My time with Richard was absolutely wonderful from start to finish – and something that can never be replaced. It was the time of my life. The only reason we stopped working together is that he wanted to move to Necker and I didn’t want to work anywhere else. As a parting gift, Richard lent me his houseboat in London for seven years.
Related: Richard Branson on Embracing Failure
What did you like best about working with Mr. Branson as his assistant and why? What did you like least and why?
I loved the variety and adventure – literally no two days were the same. The only task I didn’t relish was coordinating the travel plans for the hundreds of friends and family that Richard would fly to his private island, Necker, every summer.
In those days people had to fly to New York, then down to Miami, then to an island, then take a private plane to another island and finally a boat to Necker. Organising that for 300 people was sometimes a nightmare!
What specifically did you do while working so closely with Mr. Branson that taught you how to be an effective virtual assistant? How did these things help you do what you do better?
Supporting one of the world’s most successful business owners for 31 years taught me exactly what successful people require in an executive assistant. There are many things, like learning to be always one step ahead, that you simply cannot learn any other way.
How did working closely with Mr. Branson help you develop the competitive, 10-stage selection process for Time etc virtual assistants?
Because I was lucky enough to work so closely with Richard for so many years, I know exactly what traits a good executive assistant has to have – and I’ve used that unique knowledge to help design the selection process at Time etc.

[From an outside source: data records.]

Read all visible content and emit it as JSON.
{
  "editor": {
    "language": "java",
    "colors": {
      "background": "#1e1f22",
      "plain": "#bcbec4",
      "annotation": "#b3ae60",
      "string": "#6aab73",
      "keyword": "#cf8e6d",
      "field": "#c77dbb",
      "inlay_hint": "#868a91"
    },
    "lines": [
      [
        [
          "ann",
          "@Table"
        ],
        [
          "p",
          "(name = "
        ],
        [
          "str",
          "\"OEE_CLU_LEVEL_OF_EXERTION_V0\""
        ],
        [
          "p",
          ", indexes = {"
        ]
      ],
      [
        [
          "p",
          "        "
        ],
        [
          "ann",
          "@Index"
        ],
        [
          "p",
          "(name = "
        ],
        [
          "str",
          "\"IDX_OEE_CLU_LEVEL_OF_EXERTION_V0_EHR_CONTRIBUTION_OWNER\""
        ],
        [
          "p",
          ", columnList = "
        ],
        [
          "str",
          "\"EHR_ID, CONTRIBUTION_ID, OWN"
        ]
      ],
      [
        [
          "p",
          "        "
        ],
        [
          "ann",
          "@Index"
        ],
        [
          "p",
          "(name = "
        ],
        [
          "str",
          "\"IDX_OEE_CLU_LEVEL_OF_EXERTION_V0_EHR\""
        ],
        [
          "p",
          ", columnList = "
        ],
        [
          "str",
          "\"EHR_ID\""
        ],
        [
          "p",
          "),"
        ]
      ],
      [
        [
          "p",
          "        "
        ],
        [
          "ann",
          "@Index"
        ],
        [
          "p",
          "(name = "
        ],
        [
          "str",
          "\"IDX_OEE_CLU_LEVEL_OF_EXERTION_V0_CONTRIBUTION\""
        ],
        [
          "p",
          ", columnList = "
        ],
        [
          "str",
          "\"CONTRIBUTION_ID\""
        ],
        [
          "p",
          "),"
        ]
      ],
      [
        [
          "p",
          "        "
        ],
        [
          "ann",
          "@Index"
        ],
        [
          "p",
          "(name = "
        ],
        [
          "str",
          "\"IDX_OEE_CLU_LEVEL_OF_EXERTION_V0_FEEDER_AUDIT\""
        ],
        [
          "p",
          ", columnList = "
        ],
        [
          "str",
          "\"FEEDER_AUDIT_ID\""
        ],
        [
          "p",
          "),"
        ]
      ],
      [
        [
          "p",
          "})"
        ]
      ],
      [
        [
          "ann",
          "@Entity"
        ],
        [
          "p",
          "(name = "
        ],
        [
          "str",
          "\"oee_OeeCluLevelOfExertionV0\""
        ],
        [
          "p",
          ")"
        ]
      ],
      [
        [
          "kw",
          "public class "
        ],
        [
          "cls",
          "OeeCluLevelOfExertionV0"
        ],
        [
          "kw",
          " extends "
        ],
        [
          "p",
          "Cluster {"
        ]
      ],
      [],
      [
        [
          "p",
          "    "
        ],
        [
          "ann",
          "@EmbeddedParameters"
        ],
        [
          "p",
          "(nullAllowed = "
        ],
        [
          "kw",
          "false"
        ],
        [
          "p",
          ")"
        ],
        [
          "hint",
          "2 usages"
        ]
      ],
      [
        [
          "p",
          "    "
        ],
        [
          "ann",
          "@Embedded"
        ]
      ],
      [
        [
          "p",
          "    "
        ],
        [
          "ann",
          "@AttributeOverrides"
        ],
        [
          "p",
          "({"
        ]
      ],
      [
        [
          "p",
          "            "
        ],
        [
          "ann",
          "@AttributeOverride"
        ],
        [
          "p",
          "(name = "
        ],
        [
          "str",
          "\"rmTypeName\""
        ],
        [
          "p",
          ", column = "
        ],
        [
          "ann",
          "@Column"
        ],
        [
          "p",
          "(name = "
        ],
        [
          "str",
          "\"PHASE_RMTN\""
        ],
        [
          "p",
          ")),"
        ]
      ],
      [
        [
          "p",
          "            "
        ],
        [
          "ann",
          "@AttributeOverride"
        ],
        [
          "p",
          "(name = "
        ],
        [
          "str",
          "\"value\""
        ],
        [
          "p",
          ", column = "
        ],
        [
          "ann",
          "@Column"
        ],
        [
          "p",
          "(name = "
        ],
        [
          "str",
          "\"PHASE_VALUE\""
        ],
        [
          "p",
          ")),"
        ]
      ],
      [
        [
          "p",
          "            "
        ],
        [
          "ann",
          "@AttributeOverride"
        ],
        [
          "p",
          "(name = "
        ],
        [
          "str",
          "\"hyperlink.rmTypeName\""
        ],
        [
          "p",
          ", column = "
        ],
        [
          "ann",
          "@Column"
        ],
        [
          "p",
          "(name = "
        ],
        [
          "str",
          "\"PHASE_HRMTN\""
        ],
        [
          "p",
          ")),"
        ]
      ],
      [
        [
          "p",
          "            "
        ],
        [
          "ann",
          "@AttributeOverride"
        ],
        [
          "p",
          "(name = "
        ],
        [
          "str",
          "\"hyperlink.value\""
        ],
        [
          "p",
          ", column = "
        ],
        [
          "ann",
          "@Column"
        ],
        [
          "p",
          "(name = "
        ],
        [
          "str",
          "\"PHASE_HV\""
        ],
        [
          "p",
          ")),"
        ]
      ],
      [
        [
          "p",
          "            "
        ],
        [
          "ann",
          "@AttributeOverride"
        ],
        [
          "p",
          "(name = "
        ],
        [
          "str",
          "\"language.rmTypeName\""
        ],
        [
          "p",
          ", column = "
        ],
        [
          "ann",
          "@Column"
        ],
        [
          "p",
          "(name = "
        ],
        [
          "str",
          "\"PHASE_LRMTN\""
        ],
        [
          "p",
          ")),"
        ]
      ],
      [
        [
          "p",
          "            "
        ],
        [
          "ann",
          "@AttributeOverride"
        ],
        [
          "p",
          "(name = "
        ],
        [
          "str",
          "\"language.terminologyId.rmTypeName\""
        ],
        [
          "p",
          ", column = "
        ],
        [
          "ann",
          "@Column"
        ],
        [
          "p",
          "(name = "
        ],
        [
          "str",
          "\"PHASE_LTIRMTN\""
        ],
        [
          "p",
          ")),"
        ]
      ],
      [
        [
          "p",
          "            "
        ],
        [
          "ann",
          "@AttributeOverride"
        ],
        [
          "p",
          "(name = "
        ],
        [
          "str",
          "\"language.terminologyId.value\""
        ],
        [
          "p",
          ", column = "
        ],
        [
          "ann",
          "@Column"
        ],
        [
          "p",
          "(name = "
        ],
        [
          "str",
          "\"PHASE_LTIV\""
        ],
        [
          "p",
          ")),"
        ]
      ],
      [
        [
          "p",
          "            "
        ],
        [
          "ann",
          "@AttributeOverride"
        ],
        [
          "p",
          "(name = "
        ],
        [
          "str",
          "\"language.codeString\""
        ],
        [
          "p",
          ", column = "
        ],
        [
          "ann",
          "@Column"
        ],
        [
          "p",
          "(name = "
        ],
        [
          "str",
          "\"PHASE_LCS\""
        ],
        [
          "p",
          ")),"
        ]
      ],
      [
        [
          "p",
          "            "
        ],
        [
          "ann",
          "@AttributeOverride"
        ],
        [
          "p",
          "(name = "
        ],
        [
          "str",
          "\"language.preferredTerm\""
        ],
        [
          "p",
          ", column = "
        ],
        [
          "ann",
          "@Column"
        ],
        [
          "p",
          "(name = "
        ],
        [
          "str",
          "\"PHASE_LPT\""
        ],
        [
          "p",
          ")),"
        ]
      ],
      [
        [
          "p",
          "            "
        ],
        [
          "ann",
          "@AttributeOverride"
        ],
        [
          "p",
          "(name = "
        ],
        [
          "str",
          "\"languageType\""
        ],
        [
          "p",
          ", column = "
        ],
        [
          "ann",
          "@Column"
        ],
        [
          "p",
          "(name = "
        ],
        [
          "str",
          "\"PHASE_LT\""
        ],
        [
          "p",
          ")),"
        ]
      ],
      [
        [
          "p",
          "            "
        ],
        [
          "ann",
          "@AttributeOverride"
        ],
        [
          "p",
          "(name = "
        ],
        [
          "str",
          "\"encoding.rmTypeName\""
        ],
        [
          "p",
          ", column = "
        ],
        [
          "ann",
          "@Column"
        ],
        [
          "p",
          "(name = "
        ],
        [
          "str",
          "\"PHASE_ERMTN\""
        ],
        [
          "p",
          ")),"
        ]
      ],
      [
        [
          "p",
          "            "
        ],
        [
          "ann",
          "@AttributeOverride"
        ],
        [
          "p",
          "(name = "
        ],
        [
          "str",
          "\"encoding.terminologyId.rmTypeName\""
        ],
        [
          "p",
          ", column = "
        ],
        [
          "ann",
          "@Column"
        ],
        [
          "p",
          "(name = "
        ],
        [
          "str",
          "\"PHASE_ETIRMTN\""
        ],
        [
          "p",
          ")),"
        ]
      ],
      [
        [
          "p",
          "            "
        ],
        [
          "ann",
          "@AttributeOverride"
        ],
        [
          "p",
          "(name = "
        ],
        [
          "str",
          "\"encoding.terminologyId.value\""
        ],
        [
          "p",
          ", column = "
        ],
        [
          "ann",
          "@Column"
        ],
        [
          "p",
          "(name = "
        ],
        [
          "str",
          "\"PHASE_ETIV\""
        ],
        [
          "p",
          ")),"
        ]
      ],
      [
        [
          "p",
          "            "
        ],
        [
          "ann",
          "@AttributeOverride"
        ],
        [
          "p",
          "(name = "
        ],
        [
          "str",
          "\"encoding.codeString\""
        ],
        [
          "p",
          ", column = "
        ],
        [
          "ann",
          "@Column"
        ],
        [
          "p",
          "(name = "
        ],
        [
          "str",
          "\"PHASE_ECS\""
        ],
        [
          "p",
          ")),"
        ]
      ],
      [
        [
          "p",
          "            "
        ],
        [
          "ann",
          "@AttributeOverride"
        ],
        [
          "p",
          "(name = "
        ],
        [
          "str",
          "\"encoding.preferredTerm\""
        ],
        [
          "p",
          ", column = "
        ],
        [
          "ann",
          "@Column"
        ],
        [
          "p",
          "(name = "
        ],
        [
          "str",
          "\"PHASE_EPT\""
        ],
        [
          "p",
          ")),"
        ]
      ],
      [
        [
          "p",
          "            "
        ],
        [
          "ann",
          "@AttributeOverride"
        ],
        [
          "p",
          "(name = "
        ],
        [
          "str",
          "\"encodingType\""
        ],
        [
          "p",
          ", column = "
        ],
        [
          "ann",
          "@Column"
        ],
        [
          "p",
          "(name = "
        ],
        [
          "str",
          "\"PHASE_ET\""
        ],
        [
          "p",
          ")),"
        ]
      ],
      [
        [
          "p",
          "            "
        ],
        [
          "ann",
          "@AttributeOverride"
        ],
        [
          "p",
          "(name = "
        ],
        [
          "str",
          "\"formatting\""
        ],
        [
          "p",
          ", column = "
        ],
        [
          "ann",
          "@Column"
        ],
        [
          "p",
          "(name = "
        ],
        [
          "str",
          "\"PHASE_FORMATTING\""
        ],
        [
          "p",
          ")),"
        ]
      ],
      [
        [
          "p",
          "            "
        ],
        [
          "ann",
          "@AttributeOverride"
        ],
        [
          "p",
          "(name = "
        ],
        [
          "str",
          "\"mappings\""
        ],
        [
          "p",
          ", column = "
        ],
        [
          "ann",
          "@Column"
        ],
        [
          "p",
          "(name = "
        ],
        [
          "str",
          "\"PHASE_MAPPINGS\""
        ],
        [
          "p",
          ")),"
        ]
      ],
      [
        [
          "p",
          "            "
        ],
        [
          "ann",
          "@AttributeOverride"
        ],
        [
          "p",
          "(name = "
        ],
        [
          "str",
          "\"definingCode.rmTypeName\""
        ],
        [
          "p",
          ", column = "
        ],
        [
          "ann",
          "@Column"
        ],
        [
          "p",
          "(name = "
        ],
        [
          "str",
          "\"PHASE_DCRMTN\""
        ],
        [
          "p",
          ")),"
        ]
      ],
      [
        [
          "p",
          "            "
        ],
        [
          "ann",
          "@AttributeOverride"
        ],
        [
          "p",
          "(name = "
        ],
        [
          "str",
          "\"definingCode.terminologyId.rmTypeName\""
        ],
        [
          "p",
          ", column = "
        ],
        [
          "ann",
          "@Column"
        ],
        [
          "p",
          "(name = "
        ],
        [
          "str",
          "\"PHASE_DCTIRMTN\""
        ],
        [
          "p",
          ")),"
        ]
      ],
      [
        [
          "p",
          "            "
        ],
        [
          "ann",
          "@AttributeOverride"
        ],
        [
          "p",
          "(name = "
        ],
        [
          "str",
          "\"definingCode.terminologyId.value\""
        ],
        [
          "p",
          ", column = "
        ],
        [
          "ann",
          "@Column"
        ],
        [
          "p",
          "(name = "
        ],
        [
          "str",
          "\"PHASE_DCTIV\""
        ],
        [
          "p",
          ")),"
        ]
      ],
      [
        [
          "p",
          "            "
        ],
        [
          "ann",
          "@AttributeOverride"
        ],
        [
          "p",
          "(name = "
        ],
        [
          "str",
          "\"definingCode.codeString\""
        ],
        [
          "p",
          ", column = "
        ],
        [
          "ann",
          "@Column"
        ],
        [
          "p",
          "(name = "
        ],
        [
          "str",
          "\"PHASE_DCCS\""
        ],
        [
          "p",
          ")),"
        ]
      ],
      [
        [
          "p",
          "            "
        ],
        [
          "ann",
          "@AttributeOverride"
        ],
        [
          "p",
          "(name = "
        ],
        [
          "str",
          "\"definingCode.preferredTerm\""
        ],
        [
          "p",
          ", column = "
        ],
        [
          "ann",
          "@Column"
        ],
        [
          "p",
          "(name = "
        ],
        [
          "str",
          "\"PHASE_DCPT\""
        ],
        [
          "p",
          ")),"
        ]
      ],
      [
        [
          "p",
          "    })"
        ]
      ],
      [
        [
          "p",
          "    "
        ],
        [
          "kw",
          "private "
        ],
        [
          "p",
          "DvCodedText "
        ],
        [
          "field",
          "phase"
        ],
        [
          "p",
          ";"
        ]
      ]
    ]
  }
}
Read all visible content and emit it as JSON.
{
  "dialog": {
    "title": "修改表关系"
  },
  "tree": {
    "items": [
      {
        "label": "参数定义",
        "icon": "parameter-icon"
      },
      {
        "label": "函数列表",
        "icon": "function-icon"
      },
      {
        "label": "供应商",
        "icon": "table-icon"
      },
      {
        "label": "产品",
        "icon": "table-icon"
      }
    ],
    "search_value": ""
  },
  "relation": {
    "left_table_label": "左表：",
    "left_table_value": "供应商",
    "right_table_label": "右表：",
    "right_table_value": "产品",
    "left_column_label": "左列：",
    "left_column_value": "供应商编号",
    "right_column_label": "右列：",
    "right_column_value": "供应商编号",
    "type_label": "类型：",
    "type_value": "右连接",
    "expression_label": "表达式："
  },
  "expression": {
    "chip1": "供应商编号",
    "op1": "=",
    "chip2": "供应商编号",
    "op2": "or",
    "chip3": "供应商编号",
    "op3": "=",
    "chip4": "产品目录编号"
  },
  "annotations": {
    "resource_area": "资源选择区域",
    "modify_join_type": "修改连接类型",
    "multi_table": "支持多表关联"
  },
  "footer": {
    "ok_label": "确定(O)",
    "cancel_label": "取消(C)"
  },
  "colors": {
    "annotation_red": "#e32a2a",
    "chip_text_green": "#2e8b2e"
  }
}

What we look for ranges from specific skills right down to softer personality traits like humbleness – a very important thing to have in this role!
What are the top specific lessons you learned about business and productivity directly from working with Mr. Branson?
I learned so much from Richard, but more than anything else:
I learned that if you look after your people, like Richard looked after me, they will happily work seven days a week and long hours without feeling like they want to stop.
He was incredible at keeping me interested and engaged, and I wouldn’t have wanted to work for anyone else.
I also learned about the value of hard work. Richard never stopped and was always on the go – always planning and starting new adventures almost constantly.
What are your top productivity tips for busy entrepreneurs struggling to “juggle it all”?
Firstly, invest the time in planning your week and your day – this is vital to making sure you get the most out of the precious time you have.
Secondly, learn to delegate – sooner or later you will have to get some help in order to grow. Delegation takes a huge amount of effort, patience and practice, but when you master it, it’s extremely powerful – just look at Richard Branson!
Finally, make sure you take the time to rest up – whether that’s once a week or a couple of times a year. Richard was always very good at making sure he took time away from the grind to spend with his family, and it’s when he had all his best ideas!
What’s the biggest productivity mistake people make and what should they do to fix it, specifically?
People often end up being busy on the wrong things – so they feel they’re being productive, but it isn’t getting their business or career anywhere.
Richard was a master at being productive only on the things that pushed Virgin forward.
What is the key to staying productive?
I believe in short cycles – doing lots of different tasks for an hour or two each helps me to stay productive. I’d really struggle if I tried to do the same thing all day every day!
What was it like to work with Mr. Branson? Are there general impressions or quirky things that stand out from working with him?
In two words: Simply incredible. One of the most amazing things in all those years [is that] Richard never lost his temper in front of me – not even once. Considering the pressure he was under – I think that’s remarkable!
This article was originally posted here on Entrepreneur.com.